• **Aim of the task**
Where does the word "capacity" occur in the data below? Copy each line that holds it.
[Opening Given entries section]
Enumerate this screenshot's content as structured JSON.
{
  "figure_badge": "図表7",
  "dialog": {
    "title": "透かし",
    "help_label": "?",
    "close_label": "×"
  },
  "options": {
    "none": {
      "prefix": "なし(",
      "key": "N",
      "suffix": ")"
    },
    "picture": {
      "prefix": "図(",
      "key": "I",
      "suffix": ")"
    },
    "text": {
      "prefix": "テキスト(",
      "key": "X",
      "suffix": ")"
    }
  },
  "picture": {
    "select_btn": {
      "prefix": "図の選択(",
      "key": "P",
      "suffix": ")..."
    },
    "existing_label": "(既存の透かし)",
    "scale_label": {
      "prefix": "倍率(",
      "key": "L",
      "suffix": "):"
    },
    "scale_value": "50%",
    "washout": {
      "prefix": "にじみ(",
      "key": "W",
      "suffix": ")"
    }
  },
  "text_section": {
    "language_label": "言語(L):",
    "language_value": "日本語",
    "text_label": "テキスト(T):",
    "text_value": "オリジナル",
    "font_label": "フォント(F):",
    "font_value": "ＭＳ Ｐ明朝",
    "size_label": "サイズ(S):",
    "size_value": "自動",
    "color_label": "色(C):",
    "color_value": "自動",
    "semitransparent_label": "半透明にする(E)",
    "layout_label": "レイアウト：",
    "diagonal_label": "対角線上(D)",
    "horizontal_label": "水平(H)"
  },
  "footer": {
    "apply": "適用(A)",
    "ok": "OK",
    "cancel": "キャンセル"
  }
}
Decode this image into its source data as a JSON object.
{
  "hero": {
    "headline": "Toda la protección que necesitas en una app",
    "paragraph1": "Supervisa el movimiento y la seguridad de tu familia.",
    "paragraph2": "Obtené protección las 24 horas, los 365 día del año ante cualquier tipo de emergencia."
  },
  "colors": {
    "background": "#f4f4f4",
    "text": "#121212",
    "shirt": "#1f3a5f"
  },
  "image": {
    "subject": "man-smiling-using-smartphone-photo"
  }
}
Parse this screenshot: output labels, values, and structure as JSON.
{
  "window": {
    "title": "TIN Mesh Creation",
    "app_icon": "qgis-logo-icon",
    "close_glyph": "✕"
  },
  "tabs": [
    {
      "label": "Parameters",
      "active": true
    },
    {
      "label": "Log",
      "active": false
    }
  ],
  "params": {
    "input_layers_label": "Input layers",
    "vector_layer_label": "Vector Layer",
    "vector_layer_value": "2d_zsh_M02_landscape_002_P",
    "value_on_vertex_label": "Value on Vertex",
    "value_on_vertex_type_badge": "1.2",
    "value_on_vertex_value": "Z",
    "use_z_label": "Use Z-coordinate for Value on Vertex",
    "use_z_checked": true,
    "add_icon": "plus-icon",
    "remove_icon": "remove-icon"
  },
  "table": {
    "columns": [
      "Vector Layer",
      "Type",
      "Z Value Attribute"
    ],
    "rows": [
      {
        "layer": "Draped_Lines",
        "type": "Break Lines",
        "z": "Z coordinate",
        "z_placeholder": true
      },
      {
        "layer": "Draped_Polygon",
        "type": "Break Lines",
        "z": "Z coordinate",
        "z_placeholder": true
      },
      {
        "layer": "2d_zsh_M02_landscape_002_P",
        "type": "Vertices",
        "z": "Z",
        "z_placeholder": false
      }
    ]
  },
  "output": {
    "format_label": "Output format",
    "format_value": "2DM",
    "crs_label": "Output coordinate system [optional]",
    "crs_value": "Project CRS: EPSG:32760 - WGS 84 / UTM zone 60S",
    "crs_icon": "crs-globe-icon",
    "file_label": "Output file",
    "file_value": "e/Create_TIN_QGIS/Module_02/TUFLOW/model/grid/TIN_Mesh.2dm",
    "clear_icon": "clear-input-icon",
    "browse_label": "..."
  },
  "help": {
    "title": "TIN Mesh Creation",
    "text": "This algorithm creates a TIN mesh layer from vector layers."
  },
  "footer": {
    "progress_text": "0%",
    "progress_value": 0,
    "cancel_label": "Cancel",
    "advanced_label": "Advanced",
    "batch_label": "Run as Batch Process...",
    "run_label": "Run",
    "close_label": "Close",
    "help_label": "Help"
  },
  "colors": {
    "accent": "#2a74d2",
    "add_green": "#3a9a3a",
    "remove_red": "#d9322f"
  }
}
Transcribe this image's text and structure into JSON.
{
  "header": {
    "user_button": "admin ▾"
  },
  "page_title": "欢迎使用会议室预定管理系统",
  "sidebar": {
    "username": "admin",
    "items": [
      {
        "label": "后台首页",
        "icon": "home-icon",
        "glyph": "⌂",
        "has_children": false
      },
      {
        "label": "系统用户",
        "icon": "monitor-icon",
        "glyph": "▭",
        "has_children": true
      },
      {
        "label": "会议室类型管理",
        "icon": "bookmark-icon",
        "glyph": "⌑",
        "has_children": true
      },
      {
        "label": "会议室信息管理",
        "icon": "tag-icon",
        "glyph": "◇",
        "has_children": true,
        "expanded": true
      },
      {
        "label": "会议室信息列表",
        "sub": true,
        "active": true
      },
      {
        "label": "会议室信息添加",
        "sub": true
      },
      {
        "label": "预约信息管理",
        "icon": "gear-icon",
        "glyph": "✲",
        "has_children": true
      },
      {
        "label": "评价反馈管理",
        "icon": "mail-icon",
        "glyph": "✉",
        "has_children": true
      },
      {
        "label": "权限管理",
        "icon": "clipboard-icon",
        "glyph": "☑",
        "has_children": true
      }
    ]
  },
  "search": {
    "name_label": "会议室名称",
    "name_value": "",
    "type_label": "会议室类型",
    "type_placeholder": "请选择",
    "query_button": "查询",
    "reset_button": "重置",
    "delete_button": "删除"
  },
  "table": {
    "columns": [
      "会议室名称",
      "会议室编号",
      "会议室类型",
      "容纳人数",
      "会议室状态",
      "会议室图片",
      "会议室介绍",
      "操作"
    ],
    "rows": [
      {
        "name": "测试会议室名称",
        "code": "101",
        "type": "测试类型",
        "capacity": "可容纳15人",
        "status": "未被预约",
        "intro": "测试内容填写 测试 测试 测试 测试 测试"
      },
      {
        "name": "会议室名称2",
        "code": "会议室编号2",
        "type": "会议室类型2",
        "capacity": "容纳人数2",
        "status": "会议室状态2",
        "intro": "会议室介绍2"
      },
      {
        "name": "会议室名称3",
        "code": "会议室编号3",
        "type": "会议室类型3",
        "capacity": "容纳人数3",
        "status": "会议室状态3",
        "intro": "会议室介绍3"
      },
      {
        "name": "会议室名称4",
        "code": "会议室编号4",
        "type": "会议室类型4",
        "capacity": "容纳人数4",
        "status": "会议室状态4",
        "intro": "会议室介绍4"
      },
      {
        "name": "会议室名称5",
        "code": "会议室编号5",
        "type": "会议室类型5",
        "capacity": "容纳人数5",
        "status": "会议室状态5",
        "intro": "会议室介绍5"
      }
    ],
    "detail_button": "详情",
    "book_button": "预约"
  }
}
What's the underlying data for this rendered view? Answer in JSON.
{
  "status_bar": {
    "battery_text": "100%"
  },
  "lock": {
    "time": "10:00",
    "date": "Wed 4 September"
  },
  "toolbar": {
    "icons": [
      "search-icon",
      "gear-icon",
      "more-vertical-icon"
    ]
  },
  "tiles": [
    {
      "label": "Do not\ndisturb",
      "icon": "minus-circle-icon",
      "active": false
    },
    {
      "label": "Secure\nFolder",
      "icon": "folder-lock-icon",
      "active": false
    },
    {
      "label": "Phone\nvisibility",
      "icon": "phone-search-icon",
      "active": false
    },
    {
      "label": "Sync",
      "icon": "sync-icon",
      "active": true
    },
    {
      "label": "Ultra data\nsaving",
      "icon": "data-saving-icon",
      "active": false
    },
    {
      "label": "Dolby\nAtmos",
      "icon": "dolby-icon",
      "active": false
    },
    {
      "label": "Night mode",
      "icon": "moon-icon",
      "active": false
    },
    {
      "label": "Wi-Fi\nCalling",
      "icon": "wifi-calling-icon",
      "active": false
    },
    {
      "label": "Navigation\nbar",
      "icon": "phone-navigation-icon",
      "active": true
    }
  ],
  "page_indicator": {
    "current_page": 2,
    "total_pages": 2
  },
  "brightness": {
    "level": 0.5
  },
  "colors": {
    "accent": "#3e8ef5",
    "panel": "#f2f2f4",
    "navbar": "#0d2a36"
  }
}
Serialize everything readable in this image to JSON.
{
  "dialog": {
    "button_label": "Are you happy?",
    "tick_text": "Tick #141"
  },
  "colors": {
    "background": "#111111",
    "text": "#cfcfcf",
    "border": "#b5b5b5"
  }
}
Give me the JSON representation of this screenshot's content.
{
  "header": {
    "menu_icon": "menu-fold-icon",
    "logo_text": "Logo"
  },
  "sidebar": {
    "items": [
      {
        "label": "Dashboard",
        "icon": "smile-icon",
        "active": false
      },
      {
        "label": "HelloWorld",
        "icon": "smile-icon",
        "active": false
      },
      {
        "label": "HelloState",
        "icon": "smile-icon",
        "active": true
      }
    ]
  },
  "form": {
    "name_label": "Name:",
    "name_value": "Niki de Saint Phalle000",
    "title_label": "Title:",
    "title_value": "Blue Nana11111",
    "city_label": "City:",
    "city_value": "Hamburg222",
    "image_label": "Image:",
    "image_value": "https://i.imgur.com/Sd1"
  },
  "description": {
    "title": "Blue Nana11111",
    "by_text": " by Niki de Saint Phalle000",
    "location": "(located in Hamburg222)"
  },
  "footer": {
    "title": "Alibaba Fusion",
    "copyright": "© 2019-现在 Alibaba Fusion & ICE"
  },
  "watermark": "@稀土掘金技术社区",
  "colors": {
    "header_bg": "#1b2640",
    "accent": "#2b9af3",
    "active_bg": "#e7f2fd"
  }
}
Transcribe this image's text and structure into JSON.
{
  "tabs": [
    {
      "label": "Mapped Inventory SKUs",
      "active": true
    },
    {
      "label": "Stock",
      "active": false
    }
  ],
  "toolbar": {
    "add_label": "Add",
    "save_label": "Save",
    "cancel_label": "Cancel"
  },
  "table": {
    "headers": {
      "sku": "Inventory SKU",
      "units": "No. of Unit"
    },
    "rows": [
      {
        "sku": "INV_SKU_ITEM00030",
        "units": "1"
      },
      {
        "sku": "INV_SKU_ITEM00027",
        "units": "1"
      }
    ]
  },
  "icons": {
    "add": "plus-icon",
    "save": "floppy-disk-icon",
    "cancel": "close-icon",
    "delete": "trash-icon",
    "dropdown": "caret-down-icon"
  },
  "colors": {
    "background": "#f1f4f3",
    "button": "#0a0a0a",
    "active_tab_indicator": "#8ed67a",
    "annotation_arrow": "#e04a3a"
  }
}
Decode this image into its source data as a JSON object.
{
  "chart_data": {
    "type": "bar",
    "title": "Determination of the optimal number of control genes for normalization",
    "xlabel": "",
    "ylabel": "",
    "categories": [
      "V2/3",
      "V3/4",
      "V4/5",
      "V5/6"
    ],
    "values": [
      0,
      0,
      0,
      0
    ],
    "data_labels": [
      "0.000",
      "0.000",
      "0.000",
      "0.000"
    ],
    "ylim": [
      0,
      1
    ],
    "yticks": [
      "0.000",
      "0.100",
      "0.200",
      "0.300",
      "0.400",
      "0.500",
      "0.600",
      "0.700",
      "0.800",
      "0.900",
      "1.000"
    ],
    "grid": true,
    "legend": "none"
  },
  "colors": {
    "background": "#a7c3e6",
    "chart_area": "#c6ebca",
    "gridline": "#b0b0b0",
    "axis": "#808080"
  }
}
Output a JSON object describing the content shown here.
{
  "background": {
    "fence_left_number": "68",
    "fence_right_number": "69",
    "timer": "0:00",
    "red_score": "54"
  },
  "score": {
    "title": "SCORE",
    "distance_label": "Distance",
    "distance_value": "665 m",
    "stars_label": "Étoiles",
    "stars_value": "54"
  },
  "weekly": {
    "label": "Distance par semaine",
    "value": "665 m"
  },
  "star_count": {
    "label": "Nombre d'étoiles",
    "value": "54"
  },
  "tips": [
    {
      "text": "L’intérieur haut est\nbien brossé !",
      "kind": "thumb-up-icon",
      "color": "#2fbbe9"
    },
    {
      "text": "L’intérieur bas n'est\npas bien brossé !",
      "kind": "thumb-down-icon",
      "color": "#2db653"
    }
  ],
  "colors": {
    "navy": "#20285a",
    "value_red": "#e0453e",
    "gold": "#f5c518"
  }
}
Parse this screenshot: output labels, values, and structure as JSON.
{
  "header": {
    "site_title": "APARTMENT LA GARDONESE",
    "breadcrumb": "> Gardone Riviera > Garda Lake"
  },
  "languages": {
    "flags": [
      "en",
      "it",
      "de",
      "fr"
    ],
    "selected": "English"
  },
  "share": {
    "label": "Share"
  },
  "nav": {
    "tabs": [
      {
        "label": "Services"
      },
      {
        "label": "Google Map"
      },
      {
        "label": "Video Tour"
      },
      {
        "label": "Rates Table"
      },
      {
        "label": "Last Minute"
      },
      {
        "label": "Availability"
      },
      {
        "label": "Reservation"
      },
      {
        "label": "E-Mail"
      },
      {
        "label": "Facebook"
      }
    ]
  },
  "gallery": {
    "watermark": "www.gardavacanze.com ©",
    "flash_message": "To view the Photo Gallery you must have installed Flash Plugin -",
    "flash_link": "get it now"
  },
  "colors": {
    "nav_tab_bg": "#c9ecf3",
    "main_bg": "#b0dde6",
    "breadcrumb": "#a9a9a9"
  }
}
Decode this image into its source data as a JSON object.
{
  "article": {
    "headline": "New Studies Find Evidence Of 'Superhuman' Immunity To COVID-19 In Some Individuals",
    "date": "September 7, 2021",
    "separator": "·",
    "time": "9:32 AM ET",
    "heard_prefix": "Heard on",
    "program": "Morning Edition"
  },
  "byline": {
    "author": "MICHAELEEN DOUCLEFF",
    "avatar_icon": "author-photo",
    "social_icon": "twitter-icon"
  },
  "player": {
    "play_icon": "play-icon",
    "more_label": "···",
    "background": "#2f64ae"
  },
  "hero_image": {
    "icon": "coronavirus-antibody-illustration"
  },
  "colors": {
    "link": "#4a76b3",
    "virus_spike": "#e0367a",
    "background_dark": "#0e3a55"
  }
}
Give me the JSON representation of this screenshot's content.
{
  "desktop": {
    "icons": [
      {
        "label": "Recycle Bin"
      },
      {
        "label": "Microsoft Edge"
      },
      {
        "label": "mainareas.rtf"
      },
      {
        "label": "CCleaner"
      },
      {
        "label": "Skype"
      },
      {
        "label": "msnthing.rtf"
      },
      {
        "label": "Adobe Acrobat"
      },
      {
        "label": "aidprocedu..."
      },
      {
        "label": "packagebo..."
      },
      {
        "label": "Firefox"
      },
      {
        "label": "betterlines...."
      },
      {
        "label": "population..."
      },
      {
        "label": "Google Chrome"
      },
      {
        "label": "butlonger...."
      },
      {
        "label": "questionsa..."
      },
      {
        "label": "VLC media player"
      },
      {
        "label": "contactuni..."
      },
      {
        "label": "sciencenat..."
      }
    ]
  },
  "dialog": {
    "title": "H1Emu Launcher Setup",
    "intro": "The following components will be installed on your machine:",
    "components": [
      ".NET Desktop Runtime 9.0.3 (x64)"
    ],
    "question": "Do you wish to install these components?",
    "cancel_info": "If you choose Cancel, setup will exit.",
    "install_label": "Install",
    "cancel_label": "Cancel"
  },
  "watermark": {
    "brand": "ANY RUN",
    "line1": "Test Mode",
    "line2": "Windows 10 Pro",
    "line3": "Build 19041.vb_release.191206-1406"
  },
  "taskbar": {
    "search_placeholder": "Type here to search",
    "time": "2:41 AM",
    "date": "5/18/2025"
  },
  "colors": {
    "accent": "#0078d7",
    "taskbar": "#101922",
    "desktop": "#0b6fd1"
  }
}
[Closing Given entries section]
• **Answer section**
        "capacity": "可容纳15人",
        "capacity": "容纳人数2",
        "capacity": "容纳人数3",
        "capacity": "容纳人数4",
        "capacity": "容纳人数5",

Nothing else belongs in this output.